[[ GIVEN DATA, beginning ]]

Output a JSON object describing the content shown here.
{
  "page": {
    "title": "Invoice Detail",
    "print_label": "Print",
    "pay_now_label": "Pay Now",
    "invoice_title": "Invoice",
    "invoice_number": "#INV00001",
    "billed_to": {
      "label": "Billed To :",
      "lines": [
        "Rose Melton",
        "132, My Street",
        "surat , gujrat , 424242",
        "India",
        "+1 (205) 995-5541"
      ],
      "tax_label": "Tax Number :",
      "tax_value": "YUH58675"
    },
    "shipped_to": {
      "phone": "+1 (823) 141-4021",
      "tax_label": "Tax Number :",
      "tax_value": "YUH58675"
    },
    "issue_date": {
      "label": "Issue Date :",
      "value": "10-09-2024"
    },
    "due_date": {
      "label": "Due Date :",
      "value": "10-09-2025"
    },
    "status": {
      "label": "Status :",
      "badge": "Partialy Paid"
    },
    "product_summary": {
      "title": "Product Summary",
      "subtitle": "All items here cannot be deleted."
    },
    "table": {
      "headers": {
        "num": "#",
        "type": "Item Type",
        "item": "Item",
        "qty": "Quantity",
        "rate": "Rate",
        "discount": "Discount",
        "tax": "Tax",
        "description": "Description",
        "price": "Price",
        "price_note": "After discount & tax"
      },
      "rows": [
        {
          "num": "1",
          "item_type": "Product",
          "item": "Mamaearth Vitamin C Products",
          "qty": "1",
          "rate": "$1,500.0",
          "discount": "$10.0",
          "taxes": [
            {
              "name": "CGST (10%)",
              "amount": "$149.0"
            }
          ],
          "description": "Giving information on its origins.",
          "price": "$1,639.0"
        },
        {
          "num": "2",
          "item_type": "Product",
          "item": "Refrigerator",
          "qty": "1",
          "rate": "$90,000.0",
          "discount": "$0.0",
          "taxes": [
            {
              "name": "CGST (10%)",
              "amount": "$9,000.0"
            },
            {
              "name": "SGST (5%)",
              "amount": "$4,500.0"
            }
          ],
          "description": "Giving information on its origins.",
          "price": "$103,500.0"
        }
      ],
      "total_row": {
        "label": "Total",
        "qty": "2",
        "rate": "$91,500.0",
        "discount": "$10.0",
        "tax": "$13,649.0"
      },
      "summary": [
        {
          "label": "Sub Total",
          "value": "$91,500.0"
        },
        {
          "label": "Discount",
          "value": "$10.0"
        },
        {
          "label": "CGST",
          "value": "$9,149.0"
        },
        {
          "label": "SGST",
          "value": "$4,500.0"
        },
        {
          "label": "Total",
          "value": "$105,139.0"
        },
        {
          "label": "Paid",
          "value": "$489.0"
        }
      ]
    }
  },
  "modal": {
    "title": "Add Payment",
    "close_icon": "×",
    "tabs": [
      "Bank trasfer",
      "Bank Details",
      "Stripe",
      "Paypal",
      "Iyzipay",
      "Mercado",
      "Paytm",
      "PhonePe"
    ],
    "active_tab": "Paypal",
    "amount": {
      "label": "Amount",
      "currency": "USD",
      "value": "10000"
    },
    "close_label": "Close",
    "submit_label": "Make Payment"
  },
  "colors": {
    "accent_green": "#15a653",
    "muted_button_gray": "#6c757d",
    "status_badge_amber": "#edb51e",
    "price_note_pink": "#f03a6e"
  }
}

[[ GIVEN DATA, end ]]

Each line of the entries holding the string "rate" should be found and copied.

        "rate": "Rate",
          "rate": "$1,500.0",
          "rate": "$90,000.0",
        "rate": "$91,500.0",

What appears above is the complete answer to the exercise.